● Task input

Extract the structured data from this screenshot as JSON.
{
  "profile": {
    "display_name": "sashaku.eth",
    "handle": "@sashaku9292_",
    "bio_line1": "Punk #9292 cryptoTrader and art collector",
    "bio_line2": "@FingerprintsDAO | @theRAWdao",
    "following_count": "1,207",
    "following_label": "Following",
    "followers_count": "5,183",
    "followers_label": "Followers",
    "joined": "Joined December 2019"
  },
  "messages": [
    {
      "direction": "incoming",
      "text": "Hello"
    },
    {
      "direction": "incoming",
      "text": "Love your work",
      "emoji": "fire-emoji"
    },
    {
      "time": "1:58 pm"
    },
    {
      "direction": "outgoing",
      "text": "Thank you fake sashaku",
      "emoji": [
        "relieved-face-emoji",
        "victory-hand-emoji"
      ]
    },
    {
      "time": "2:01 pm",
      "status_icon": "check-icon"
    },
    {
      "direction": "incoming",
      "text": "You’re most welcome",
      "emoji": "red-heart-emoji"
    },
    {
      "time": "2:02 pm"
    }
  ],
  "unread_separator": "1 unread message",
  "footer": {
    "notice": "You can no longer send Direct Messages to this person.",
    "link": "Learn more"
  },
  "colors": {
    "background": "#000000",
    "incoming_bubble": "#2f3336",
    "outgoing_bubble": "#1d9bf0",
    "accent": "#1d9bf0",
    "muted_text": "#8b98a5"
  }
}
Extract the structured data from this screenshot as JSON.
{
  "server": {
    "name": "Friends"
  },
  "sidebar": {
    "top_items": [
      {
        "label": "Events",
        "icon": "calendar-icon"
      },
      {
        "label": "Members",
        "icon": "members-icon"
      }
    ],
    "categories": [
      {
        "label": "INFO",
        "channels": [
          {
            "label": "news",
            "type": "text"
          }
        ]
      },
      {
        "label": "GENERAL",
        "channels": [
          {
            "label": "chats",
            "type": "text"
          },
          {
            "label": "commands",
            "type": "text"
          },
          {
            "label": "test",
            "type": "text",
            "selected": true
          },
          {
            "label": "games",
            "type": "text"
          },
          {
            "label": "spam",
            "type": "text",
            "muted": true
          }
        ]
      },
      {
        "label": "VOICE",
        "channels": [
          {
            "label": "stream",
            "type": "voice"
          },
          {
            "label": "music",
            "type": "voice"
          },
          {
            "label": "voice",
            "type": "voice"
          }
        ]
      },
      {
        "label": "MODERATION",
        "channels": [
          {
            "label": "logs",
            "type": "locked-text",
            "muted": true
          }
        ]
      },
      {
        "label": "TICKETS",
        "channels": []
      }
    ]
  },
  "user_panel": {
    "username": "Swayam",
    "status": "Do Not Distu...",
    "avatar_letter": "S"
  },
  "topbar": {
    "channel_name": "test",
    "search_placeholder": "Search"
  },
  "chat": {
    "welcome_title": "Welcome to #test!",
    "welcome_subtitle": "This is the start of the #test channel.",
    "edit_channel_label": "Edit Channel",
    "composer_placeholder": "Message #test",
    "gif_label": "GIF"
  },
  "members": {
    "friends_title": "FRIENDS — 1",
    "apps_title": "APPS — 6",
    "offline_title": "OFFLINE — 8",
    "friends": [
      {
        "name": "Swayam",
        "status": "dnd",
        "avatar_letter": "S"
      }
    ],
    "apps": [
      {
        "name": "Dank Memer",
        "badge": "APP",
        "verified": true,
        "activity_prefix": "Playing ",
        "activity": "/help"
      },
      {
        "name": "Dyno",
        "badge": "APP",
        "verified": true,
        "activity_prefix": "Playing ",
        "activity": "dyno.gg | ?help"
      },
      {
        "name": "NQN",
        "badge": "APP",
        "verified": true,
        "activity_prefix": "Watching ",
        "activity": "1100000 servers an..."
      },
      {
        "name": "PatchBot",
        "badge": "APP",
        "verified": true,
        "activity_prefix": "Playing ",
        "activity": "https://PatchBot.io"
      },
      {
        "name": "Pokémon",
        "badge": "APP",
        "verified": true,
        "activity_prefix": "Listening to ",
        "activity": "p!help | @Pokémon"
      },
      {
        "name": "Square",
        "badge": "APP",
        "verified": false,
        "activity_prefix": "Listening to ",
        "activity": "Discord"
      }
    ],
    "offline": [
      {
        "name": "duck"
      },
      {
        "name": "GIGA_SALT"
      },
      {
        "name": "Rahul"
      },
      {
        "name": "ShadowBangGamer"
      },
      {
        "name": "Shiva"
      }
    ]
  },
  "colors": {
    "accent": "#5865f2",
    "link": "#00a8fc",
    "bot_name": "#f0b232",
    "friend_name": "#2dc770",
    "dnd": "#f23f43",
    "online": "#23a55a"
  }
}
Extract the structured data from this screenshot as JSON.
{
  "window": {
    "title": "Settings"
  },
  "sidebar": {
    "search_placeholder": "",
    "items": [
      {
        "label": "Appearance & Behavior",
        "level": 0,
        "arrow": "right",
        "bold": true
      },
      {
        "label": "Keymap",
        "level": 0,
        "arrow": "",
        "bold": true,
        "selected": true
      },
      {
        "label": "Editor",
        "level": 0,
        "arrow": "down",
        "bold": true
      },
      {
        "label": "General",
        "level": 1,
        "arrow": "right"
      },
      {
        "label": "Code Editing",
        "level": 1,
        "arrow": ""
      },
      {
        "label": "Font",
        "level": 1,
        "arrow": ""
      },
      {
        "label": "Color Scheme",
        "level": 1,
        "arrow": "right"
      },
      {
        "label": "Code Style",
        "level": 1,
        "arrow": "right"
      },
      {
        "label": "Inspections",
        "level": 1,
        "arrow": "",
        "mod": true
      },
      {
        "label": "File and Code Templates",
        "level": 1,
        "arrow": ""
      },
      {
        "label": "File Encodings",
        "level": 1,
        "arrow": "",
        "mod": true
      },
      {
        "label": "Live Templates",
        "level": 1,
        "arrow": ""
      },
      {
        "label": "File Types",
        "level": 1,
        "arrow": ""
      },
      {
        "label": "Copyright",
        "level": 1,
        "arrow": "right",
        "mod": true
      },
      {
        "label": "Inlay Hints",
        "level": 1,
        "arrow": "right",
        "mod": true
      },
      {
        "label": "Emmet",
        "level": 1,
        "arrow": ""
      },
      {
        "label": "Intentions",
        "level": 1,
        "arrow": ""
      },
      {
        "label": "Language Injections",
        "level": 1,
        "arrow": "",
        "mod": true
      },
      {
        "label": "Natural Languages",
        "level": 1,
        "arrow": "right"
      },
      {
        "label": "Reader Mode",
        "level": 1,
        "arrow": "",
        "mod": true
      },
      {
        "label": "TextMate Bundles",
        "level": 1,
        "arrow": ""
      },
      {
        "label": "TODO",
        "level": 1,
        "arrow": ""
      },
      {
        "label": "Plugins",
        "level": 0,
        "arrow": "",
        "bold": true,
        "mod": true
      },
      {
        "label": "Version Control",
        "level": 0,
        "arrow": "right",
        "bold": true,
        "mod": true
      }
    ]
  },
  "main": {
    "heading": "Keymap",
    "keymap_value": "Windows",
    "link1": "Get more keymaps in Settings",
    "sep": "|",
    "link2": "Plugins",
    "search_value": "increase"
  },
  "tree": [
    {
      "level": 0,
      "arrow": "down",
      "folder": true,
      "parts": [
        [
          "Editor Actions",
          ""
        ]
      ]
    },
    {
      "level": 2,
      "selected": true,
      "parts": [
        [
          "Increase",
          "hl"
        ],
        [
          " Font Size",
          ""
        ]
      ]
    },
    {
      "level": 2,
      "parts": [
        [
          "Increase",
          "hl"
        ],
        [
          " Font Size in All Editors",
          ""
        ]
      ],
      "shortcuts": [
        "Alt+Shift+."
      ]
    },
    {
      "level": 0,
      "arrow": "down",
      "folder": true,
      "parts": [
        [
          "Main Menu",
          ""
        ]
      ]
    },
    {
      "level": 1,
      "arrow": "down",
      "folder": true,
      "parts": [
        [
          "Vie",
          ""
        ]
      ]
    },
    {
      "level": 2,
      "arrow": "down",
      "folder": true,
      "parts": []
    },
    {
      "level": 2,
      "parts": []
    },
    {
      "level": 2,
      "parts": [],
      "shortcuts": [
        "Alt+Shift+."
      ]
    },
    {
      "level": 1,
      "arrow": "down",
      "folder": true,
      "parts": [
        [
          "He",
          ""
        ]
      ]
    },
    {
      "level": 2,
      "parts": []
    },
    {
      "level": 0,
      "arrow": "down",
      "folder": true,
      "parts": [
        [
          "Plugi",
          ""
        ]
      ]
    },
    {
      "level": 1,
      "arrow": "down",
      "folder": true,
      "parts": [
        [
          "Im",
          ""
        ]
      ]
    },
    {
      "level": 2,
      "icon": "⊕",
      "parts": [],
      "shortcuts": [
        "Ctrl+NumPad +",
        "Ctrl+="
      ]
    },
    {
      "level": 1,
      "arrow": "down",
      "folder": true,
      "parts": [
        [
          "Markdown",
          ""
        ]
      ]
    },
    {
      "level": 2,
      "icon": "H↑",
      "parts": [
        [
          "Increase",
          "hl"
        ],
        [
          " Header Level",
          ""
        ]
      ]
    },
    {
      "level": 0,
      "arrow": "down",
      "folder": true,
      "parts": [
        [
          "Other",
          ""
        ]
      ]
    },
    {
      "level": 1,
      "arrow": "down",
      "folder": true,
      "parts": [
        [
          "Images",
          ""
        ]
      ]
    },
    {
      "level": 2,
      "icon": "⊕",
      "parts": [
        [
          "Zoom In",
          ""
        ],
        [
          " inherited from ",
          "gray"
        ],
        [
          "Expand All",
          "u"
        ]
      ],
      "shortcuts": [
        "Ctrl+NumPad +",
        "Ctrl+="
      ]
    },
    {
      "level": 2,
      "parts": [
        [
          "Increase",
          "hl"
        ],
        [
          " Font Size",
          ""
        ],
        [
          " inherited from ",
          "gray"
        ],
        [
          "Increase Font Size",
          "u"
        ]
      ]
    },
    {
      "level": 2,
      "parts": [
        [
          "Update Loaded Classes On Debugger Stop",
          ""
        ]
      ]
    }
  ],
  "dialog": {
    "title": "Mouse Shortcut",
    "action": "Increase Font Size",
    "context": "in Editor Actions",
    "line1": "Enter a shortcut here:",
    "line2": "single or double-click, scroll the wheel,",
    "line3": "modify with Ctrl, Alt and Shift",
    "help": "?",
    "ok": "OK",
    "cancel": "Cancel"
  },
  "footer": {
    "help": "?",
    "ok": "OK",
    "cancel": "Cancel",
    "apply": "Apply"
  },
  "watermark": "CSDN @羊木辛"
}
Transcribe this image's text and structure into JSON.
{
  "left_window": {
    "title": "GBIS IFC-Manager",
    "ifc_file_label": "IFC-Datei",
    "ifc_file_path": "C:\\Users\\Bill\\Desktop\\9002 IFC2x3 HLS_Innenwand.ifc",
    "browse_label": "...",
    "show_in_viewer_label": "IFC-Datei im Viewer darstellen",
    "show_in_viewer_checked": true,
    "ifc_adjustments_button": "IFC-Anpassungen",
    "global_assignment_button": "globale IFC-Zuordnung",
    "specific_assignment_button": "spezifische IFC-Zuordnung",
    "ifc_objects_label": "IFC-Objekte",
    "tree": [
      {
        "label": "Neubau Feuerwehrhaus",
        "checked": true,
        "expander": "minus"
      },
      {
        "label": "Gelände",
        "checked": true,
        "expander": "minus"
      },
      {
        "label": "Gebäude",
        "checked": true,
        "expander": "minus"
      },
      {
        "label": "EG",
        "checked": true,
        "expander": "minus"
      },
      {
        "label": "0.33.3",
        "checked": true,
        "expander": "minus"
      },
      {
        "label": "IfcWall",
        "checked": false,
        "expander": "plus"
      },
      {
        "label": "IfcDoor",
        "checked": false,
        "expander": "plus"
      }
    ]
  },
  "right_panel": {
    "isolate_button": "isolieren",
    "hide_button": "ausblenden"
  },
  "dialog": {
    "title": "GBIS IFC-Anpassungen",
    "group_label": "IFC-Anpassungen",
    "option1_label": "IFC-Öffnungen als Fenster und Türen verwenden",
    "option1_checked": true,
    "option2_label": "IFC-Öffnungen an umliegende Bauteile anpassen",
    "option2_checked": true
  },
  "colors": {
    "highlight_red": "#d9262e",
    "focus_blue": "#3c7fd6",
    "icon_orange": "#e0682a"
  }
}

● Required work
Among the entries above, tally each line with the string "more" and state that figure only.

● Task result
2